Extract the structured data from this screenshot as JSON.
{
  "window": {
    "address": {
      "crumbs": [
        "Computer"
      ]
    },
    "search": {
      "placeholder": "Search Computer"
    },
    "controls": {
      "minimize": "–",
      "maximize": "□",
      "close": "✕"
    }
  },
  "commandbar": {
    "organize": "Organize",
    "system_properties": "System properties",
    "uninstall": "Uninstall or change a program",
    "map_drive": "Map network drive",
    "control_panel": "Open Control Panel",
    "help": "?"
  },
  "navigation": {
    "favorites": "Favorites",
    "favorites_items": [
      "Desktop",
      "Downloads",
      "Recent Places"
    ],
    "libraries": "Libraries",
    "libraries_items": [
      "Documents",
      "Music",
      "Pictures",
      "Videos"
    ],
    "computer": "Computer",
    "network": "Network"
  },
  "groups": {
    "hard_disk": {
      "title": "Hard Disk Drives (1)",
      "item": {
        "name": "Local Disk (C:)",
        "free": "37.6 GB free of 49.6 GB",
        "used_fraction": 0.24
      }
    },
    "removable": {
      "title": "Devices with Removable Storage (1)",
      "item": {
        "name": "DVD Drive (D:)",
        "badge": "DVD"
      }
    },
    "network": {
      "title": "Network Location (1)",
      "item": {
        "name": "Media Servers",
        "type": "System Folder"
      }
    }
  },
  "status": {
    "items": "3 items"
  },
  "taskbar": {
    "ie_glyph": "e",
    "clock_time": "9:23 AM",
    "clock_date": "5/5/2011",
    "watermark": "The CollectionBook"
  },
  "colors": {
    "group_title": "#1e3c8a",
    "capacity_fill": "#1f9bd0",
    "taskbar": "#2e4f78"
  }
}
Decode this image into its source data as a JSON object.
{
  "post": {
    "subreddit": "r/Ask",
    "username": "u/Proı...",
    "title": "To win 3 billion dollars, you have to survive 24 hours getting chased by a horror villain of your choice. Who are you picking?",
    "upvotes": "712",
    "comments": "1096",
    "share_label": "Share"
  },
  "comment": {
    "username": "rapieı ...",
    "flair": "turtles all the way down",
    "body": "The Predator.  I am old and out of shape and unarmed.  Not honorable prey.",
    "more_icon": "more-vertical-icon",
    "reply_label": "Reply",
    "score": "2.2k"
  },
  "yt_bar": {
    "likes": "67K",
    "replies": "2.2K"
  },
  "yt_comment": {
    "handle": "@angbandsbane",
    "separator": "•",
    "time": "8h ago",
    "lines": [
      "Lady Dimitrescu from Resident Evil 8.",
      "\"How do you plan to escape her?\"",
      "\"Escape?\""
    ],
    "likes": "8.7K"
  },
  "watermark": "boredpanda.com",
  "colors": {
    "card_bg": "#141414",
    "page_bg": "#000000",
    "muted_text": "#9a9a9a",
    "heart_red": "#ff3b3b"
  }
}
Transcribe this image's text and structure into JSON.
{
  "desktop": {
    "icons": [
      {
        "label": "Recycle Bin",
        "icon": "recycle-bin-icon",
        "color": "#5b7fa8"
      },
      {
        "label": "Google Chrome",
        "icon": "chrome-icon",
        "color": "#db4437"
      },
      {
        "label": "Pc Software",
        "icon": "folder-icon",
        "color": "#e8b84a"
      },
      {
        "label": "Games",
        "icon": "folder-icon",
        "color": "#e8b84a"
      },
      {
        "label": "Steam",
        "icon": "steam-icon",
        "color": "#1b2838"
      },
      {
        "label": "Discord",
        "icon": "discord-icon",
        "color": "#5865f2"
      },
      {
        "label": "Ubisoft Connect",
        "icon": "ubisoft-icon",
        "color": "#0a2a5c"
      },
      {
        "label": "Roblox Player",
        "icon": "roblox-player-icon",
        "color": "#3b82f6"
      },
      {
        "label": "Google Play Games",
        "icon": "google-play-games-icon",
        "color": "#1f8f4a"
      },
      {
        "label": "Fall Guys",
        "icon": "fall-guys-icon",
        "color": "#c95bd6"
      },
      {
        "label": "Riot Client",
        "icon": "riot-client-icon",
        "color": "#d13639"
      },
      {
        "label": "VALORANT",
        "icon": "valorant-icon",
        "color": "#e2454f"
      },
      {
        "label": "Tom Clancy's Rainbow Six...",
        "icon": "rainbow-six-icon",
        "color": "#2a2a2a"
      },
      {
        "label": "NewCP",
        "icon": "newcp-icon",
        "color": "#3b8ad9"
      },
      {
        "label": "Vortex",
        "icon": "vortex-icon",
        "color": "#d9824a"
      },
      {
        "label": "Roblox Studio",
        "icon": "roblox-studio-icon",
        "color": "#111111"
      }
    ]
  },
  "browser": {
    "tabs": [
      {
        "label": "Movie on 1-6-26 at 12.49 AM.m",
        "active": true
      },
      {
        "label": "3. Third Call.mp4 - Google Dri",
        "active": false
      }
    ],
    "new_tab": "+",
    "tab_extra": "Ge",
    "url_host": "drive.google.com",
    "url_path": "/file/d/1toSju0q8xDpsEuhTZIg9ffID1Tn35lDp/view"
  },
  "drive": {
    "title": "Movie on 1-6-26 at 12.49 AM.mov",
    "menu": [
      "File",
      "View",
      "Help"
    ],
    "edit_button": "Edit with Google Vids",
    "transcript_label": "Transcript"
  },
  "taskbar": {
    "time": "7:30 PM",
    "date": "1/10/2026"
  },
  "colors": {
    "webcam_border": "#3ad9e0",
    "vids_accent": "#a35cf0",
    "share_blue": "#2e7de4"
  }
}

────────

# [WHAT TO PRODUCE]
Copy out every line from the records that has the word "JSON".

# [WRITTEN RESPONSE]
Extract the structured data from this screenshot as JSON.
Decode this image into its source data as a JSON object.
Transcribe this image's text and structure into JSON.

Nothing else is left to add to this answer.